The task:
Where does the string "server" occur in the records? Copy each line that holds it.

━━━

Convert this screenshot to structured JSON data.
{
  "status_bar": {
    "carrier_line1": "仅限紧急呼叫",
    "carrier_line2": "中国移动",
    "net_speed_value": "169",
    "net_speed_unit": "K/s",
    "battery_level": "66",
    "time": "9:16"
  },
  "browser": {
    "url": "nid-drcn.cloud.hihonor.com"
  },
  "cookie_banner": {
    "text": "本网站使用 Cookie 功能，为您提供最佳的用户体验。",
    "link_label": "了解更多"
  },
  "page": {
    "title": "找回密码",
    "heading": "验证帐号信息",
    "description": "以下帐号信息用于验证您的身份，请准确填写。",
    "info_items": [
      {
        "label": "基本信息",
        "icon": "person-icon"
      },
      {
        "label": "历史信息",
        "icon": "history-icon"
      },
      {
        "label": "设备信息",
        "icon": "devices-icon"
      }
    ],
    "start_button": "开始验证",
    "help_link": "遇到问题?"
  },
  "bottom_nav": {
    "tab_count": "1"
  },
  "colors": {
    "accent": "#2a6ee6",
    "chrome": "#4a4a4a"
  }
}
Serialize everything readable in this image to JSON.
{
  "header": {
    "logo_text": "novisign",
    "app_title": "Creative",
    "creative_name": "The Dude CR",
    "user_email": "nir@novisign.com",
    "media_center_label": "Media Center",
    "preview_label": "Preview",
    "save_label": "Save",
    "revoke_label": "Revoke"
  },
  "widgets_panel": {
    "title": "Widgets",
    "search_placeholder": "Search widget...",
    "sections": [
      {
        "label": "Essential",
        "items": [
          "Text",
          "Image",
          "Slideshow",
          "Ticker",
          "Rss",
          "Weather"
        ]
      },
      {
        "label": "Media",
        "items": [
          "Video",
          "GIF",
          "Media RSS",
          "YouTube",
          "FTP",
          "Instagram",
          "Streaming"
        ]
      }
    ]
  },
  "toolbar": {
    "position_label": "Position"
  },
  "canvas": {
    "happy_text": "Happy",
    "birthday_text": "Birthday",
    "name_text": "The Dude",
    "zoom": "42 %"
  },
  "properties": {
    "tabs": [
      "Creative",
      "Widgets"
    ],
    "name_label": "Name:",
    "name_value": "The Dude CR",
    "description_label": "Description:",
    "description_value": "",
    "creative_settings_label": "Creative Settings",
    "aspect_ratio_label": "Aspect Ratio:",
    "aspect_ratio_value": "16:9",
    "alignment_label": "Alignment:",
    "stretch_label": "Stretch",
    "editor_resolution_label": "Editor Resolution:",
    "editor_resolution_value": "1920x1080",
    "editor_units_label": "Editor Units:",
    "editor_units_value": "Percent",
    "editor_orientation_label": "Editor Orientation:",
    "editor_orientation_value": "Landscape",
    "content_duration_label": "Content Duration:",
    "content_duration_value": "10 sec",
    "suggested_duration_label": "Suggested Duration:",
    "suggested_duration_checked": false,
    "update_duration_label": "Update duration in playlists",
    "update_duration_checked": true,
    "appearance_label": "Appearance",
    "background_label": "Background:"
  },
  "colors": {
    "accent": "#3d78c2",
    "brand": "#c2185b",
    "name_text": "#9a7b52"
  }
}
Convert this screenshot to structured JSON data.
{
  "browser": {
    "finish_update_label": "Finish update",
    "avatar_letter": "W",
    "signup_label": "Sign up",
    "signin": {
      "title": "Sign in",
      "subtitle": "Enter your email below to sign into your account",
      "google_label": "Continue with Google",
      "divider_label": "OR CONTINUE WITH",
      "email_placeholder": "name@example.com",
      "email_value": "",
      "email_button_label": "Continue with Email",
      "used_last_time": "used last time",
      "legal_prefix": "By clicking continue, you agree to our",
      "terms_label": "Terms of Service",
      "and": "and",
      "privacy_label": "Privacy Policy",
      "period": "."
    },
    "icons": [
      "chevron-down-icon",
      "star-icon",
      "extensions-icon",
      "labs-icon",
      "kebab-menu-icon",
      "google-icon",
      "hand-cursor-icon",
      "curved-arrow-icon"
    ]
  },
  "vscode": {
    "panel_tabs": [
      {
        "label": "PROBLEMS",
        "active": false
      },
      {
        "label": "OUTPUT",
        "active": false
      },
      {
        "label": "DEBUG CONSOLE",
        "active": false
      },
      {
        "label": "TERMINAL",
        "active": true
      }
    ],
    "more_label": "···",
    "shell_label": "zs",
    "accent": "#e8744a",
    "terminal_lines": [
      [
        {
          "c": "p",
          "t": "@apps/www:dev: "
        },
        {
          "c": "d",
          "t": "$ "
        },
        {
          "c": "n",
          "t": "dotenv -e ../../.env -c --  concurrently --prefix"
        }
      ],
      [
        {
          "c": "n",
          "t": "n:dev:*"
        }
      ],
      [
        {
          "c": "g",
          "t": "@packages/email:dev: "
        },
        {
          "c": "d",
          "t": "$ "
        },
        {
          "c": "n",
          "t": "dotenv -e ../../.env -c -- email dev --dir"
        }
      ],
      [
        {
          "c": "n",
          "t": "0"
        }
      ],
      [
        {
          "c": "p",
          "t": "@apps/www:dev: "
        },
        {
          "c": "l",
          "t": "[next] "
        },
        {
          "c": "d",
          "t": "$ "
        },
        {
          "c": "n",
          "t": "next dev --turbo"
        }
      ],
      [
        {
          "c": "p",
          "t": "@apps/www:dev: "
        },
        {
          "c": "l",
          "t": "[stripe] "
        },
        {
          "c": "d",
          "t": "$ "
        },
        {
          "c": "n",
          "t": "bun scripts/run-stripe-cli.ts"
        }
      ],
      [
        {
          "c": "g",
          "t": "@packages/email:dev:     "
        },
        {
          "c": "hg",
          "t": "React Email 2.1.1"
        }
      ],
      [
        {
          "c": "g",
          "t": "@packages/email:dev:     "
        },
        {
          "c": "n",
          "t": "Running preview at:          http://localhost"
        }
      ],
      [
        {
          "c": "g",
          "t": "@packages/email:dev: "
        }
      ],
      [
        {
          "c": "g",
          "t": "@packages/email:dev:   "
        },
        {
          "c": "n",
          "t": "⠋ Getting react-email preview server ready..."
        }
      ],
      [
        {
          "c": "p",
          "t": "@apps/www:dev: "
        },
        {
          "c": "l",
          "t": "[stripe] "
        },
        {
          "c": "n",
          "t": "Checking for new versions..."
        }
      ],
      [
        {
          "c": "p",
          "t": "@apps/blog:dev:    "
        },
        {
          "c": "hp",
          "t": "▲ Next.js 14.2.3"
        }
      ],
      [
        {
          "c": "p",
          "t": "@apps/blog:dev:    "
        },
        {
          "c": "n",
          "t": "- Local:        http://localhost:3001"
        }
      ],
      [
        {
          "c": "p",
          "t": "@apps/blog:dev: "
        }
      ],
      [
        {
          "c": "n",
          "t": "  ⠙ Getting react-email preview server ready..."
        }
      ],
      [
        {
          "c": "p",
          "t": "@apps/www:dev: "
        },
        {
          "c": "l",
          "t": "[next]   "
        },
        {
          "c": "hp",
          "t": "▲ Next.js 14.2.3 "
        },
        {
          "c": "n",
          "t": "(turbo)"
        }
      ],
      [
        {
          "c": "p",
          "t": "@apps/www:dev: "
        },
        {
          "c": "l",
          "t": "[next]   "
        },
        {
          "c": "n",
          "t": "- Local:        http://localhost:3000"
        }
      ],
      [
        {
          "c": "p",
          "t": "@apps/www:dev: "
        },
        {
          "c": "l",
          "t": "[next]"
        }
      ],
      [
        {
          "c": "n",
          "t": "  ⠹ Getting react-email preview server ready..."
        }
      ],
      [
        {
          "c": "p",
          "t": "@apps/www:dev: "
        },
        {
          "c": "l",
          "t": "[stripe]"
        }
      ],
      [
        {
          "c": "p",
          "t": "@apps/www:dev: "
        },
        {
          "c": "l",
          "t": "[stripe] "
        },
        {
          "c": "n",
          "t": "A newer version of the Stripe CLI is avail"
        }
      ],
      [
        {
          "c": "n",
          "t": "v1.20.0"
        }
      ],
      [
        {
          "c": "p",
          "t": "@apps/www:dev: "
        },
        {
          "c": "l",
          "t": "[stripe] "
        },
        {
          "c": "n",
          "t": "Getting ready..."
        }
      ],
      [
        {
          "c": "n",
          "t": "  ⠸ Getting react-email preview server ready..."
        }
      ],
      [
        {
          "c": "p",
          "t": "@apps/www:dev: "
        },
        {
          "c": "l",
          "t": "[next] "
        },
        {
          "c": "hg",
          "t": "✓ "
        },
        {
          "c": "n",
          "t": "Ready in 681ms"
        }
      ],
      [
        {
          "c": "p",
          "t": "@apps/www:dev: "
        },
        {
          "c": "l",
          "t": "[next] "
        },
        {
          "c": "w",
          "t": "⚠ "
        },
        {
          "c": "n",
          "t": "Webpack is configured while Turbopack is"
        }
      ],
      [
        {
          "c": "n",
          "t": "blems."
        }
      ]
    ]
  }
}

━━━

Solution to this exercise:
          "t": "⠋ Getting react-email preview server ready..."
          "t": "  ⠙ Getting react-email preview server ready..."
          "t": "  ⠹ Getting react-email preview server ready..."
          "t": "  ⠸ Getting react-email preview server ready..."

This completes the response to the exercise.